of clients’ motivational structure. Treatment of
the consequences and determinants of clients’ goals
appears useful, as demonstrated in the case of alcohol
abuse. The commentary then reexamines some currently
popular goal-related concepts, particularly intrinsic versus extrinsic valuation and internality versus externality of goals, and argues for their reconceptualization on grounds that current conceptualizations have probably led to fallacious conclusions and may impair therapeutic
Klinger, E. (2006-2007). Review of the book [ McBride. D., & Schmorrow, D. (2005). Quantifying Human Information Processing ( New York : Lexington Books/Rowman & Littlefield)]. Imagination, Cognition and Personality, 26 , 163-166 .
Klinger, E. (2007). Class schedule study of UMM faculty teaching loads. Focus on Faculty, 9 (2), Web Publication at www.morris.umn.edu/academic/fclt/Newsletter/Newsletters/news_letter_spring07.html .
ABSTRACT: An analysis of UMM class schedules during five academic years suggests that UMM teaching loads have increased in both number of credits taught (mostly after 1970) and sections taught (mostly after 1999). Because of incomplete information and other factors, this analysis is only an approximation and is appropriate only for comparisons between years rather than between academic units or faculty members. It is subject to numerous qualifications. It presumably understates effective increases in teaching loads because it excludes other important changes in expectations of faculty activity. Link: www.morris.umn.edu/academic/fclt/Newsletter/Newsletters/news_letter_spring07.html
Klinger, E. (in press, 2008). Daydreaming and fantasizing: Thought flow and motivation. In K. Markman, B. Klein, and J. Suhr (Eds), Handbook of imagination and mental simulation. New York : Psychology Press.
ABSTRACT: Daydreams constitute a default form of mental processing while people are awake and not using all of their mental capacity for instrumental work. Their content is determined by the confluence of their current concerns—the latent brain processes that form the substrates for goal pursuits—and goal-related cues, whether external or internal. Because brains give processing priority to cues related to goal pursuits, daydreams compete for attention with tasks at hand. If concerns are particularly pressing and emotionally laden, daydreams may intensify to take the form of worry and rumination. Daydreams are part of a mental process that continues through sleep. They appear to serve a planning function, one consequence of which is that daydreams advance goal pursuits insofar as they include not only desired outcomes but also the challenges and steps on the path to goal attainment. One hazard of this planning function is that sexually or criminally deviant daydreams may maintain motivation and mold action plans for deviant actions. Another hazard is that rumination that is devoid of effective planning and problem-solving is likely to deepen and prolong depression. However, normal positive daydreaming is not a risk factor for psychopathology.
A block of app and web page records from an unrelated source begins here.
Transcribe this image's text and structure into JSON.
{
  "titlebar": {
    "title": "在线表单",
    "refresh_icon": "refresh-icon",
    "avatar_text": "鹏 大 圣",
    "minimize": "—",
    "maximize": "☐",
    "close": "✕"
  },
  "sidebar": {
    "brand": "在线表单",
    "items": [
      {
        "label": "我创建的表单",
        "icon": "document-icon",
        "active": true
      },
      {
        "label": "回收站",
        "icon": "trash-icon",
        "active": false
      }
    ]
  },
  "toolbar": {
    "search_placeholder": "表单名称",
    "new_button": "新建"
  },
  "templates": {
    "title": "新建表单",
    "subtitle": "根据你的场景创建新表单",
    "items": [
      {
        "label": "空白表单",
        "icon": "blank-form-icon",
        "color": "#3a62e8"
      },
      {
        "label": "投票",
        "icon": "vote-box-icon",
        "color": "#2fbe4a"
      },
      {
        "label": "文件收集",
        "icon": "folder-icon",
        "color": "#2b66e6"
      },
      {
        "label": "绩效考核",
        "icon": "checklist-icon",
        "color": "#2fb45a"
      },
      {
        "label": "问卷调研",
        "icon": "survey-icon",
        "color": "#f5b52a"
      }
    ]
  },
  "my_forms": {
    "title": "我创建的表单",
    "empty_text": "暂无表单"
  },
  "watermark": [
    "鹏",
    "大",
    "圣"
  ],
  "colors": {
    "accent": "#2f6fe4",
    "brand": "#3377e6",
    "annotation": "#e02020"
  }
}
Sellen, J. L., McMurran, M., Cox, W. M., Theodosi, E., & Klinger, E. (2006). The Personal Concerns Inventory (Offender Adaptation): Measuring and enhancing motivation to change. International Journal of Offender Therapy and Comparative Criminology, 50, 294-305.
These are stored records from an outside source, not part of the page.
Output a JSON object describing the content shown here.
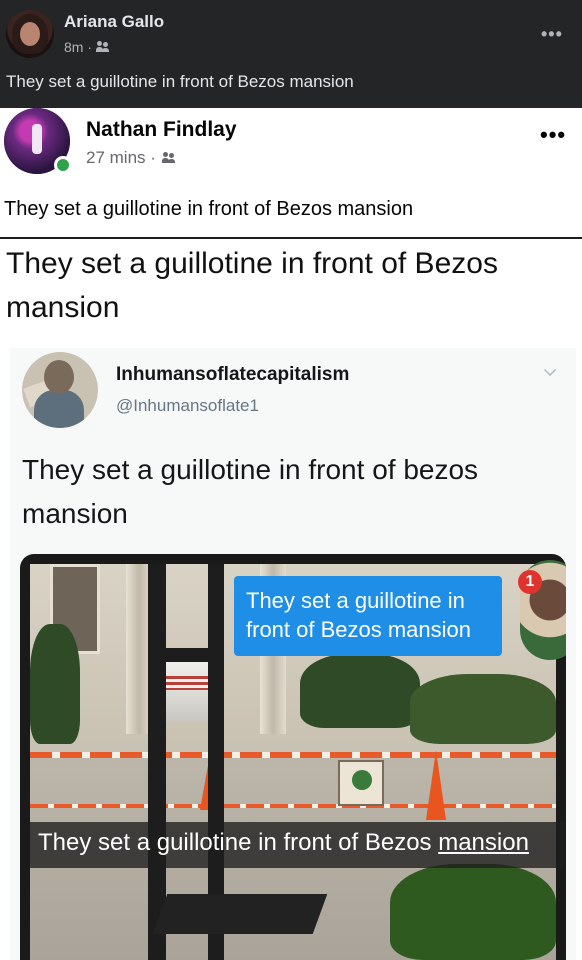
{
  "outer_post": {
    "author": "Ariana Gallo",
    "time": "8m ·",
    "audience_icon": "friends-icon",
    "more_icon": "more-dots-icon",
    "more_label": "•••",
    "text": "They set a guillotine in front of Bezos mansion"
  },
  "inner_post": {
    "author": "Nathan Findlay",
    "time": "27 mins ·",
    "audience_icon": "friends-icon",
    "more_label": "•••",
    "text": "They set a guillotine in front of Bezos mansion",
    "online_status_color": "#31a24c"
  },
  "repost_text": "They set a guillotine in front of Bezos mansion",
  "tweet": {
    "display_name": "Inhumansoflatecapitalism",
    "handle": "@Inhumansoflate1",
    "text": "They set a guillotine in front of bezos mansion"
  },
  "photo": {
    "story_bubble_text": "They set a guillotine in front of Bezos mansion",
    "notification_count": "1",
    "caption_before_underline": "They set a guillotine in front of Bezos ",
    "caption_underlined": "mansion"
  },
  "colors": {
    "dark_background": "#242526",
    "bubble_blue": "#1e8ee6",
    "badge_red": "#e0332d"
  }
}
ABSTRACT: Measuring offenders' motivation for treatment is important for selection and monitoring treatment engagement, yet few psychometrically robust measures of motivation exist. The Personal Concerns Inventory (PCI) was developed to assess motivation to change in people with addictive behaviours. It focuses on identifying goals in a wide variety of life areas, and two profiles have consistently been identified—adaptive and maladaptive. This study aimed to adapt the PCI for use with offenders and assess its suitability. Following amendment, 11 men serving prison sentences were interviewed using the PCI (Offender Adaptation, OA). Personal concerns related to self-change, and partner, family, and relationships were most commonly identified. Scores suggested that offenders show adaptive and maladaptive profiles, similar to those previously identified. The PCI (OA) has promise for use with offenders, although the issue of whether the PCI (OA) is better viewed as a measure of motivation or a motivational enhancer remains for further research.